Bluff Lake Nature Center Even if you’re in the city of Denver, you still get a great view of the mountains. And when you run along the Sand Creek Regional Greenway to the Bluff Lake Nature Center, you can pretend like you actually are in the mountains.
Glen Canyon Park Malcolm, a San Francisco resident, is used to driving across the Golden Gate Bridge to run the Marin Headlands, but when shelter-in-place was declared she was forced to get to know the urban trails she could access right from her front door. Glen Canyon Park is one she loves that will “make you feel like you’ve left the city.”
White Rock Creek Trail This popular trail in Dallas spans a total of 17.1 miles and passes by the Dallas Arboretum. Run the 9.4 miles around the lake or find other trails to connect to, like the Santa Fe Trail.
Bonneville Shoreline Trail In the foothills of Salt Lake City, Utah, this trail gives runners plenty of options for single- and double-track trails that open into high meadows and rolling hills with views of the city below.
Griffith Park Nestled in sunny Los Angeles, Griffith Park is one of the largest urban wilderness areas in the U.S. This gives runners over 50 miles of trails to traverse. The land was donated by Colonel Griffith J. Griffith who made his fortune mining gold. He hoped the recreational area would help make LA a “happier, cleaner, and finer city.”
Chesapeake and Ohio Canal 184.5 miles of trails allow residents of Washington DC a natural respite. Along the trails you’ll find views that are both beautiful and historic.
Washington and Old Dominion “You see incredible geography all along the way,” says Horton of this 45-mile trail near her home in Virginia. “There’s really neat amenities and small businesses and just all different types of people.” The trail is mostly paved, but a 32-mile loose gravel trail runs adjacent.

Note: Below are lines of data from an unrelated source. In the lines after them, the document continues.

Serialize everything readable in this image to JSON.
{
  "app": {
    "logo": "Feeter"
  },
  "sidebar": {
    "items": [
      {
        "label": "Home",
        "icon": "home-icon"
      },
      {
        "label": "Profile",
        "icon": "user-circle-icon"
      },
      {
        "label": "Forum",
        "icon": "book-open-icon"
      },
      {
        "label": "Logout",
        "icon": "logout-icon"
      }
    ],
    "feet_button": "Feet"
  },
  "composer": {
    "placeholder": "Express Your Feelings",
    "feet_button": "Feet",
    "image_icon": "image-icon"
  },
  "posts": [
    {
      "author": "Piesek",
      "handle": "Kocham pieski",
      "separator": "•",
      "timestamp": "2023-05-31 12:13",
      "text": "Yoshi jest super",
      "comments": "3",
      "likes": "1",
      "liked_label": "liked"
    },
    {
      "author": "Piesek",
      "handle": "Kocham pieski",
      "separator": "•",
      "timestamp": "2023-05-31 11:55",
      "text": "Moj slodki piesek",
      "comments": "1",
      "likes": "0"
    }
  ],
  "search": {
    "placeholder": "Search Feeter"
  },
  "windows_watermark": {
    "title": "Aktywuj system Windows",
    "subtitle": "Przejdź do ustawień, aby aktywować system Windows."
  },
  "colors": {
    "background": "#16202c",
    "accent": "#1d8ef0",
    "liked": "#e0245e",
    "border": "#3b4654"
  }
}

Looking for a trail near you? TrailLink is a tool designed by the Rails to Trail Conservancy to help you find nearby trails and filter by activity, trail surface, and distance. With trail networks expanding all across the country, it is becoming easier for everyone to explore nature in their own backyard. “It can really be incredible for your wellbeing, for respite, especially during this pandemic to get outside and find your little pocket of green space and to be able to claim that for running, walking, biking, and really connecting with your community,” says Horton.